Salvato is insistent that to truly develop, romance mechanics and narratives within games must continue to evolve: “Players are looking to connect with characters who have relatable human qualities, rather than characters who can live happily ever after simply because the protagonist said or did a few specific things. That’s the trope I cared the most about truly challenging – the one where all it takes is a magical combination of simple decisions for you to turn someone’s life around.”
Gaider, for his part, is unsurprised that outside of the indie sphere, mainstream titles aren’t pushing romance elements in bolder directions. “Am I surprised that other companies don’t really do romances? No. A lot of players who play through the BioWare romances are surprised to hear that only a minority of players actually even complete them.
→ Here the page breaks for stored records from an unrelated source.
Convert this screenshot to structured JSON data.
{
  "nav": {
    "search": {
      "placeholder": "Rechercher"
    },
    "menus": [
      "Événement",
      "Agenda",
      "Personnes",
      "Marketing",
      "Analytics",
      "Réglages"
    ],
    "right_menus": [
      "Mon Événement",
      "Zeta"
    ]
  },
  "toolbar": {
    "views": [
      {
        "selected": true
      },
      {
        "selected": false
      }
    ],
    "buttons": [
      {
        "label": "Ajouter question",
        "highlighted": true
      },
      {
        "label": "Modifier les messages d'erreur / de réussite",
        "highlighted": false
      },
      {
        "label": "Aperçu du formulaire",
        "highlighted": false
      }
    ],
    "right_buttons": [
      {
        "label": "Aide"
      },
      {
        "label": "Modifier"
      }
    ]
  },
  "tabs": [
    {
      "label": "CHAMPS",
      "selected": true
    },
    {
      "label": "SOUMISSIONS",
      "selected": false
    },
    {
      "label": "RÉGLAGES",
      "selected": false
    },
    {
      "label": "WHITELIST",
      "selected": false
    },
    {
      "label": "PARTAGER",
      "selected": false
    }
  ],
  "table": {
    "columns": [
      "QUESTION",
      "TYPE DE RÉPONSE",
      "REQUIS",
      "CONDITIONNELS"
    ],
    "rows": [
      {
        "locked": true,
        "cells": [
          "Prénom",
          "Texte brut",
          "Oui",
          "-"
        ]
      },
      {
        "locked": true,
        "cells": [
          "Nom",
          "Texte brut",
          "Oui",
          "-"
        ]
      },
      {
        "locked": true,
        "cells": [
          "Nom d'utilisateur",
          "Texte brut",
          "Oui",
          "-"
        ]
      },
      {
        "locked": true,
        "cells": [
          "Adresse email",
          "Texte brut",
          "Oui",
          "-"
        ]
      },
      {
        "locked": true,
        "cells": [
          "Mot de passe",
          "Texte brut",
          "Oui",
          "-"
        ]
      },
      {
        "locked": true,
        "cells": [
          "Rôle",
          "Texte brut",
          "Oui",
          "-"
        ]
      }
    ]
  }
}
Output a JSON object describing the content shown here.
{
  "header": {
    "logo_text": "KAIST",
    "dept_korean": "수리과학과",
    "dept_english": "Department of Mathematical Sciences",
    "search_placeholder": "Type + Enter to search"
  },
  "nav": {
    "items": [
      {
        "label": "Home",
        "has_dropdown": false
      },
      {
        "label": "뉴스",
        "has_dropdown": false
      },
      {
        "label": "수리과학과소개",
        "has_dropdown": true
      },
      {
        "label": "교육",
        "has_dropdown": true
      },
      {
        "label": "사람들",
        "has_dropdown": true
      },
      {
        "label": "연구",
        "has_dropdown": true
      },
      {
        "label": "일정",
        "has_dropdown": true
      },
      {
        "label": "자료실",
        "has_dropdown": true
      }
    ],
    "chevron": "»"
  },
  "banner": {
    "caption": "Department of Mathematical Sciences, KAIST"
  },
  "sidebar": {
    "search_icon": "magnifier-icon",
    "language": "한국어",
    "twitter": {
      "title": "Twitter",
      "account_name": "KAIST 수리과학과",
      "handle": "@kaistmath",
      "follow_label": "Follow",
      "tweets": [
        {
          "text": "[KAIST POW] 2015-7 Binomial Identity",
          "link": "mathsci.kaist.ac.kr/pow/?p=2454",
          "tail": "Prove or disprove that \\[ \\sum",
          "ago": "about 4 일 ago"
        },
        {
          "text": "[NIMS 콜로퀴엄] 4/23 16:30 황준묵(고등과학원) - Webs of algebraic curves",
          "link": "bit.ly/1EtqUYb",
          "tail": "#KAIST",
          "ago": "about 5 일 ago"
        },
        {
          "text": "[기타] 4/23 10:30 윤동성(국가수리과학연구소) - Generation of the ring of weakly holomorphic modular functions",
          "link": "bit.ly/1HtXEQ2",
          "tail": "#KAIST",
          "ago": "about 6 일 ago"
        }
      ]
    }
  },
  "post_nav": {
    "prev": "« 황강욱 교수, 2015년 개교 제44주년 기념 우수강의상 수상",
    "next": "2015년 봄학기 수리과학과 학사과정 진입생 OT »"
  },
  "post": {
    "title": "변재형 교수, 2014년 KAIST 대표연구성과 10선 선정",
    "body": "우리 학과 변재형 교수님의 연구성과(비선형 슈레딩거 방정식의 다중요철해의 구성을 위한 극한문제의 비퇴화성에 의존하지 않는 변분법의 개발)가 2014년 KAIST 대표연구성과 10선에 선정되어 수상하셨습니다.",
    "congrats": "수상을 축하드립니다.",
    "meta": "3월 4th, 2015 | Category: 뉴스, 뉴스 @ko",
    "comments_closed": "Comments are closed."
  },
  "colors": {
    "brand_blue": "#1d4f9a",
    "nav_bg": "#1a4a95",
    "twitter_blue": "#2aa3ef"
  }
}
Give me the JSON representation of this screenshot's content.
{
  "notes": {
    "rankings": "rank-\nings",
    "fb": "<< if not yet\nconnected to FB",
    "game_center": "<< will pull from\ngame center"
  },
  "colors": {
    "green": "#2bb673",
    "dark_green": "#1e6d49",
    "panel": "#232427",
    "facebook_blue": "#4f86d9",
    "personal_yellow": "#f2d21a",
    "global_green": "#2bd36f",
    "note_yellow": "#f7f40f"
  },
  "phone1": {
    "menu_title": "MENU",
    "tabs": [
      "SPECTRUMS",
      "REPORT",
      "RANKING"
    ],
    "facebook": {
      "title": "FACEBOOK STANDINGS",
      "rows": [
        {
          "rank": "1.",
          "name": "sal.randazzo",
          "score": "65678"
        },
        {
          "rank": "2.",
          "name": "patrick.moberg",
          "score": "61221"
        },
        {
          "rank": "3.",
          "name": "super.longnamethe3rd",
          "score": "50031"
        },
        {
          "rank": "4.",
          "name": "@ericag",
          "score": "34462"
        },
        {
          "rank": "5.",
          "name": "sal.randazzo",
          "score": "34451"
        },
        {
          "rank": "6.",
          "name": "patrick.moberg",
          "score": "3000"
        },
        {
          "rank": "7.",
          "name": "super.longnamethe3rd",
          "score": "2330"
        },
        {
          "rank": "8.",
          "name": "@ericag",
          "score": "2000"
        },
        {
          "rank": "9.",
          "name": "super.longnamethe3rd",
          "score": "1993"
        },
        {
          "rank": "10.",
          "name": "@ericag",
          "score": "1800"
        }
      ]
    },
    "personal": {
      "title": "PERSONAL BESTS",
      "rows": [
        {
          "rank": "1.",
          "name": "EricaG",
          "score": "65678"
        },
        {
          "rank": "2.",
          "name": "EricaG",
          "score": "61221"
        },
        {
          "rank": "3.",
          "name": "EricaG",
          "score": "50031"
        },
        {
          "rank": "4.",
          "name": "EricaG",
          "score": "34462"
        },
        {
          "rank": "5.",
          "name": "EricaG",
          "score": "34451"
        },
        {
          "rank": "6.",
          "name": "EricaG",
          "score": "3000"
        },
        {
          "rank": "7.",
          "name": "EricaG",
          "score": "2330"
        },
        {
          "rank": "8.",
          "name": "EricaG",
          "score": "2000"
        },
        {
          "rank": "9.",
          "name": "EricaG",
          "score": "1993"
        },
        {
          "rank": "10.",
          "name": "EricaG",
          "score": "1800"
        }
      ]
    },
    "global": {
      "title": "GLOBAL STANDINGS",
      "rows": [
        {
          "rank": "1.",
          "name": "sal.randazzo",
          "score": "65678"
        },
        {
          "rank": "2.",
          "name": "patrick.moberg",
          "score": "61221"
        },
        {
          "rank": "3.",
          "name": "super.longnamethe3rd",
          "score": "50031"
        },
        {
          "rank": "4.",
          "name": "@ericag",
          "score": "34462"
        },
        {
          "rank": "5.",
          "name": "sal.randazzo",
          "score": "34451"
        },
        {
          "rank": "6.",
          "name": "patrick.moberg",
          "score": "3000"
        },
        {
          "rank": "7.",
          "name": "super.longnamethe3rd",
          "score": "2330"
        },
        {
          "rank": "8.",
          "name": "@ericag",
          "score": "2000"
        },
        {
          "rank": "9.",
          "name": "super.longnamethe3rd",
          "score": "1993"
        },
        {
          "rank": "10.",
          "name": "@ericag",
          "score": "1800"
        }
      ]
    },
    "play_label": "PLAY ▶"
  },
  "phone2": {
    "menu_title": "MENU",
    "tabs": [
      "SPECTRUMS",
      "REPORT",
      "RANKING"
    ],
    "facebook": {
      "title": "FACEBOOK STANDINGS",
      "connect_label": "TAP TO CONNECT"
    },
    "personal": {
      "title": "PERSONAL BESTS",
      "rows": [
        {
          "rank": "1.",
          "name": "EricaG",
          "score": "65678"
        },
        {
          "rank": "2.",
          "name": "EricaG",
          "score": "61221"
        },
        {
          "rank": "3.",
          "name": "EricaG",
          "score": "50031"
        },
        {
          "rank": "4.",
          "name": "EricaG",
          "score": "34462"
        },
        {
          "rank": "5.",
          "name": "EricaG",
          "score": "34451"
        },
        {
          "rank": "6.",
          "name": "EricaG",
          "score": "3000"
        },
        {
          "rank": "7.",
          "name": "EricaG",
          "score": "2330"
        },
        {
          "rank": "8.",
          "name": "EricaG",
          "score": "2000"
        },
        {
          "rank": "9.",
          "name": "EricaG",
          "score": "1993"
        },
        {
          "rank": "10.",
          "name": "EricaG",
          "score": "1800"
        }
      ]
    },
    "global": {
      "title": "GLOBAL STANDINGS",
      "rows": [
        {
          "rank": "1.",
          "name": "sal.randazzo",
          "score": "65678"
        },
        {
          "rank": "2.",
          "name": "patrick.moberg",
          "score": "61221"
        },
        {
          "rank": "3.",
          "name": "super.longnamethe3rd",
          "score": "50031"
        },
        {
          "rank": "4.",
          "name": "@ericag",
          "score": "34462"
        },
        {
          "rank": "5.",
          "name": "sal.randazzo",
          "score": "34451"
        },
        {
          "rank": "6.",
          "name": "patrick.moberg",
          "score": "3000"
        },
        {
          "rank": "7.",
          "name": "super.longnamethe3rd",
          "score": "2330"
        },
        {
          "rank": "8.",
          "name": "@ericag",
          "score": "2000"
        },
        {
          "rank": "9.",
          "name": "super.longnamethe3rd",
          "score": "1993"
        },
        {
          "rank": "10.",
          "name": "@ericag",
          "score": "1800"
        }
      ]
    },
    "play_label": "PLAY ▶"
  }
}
The majority of players go through the games without initiating them, for both the Mass Effect and Dragon Age games.”
A wider issue needs to be considered here, too. An increasingly diverse player base naturally wants to see themselves, and their experiences of romance, represented on the screen. With player communities more vocal than ever before, Gaider wonders if identity politics debates make the prospect of tackling romance narratives less attractive: “In the later [BioWare] games, the fact that we had romances played into a larger conversation about sexuality and representation. It was no longer just about game content. There were players who talked about ‘their right’ to have this content provided for them, about the morality of not being provided this content. That kind of conversation ends up dominating the talk about your games, and I can totally see why some, or even a lot of developers, will think, ‘We don’t want any part of this; we just want to make an exciting combat game’.”
This is perhaps the reason, then, that we will continue to see the indie sector pushing innovation in the romance genre, where creators can continue to weave romantic stories that are personal to them, free from the intrusions of PR, marketing, algorithms, or the need to forsake depth for diversity. It’s certainly a sentiment echoed by Salvato. “I want to write characters with qualities that are personally meaningful to me,” he explains. “Maybe it can help [players] feel less alone. While I can’t definitively conclude whether shallow character representations have an observable negative impact on society, I do feel confident – based on all the incredible stories people have shared with me about Doki Doki Literature Club! – that deep and realistic character representations are magical, and they can make an enormous positive difference. I really want to be a part of that difference.”
“It feels like at this point, if you’re going to do romance content, you should take efforts to be responsible,” adds Gaider. “I think a lot of the problems that exist are generally committed by people who haven’t taken the time to think through the ramifications of what they’re making, what it’s saying.”
Despite romantic plots remaining fairly stagnant in triple-A titles, since the progress of the Dragon Age series, Gao believes that any games aiming to capture the essence of a meaningful relationship between two human beings should lean into the unique narrative opportunities the medium offers. “It gives us a unique lens to look at romance and relationships in a simpler way compared to real life, and there’s value and attraction in that,” he reasons. “You might say that in real life, relationships can sometimes get too complicated, whereas in video games you can pinpoint the area you want to focus on and you can get just complicated enough, so something can be learned. In many ways, the limitations [offered by video game relationships] are valuable, and in the foreseeable future, that’s the way things will stay.”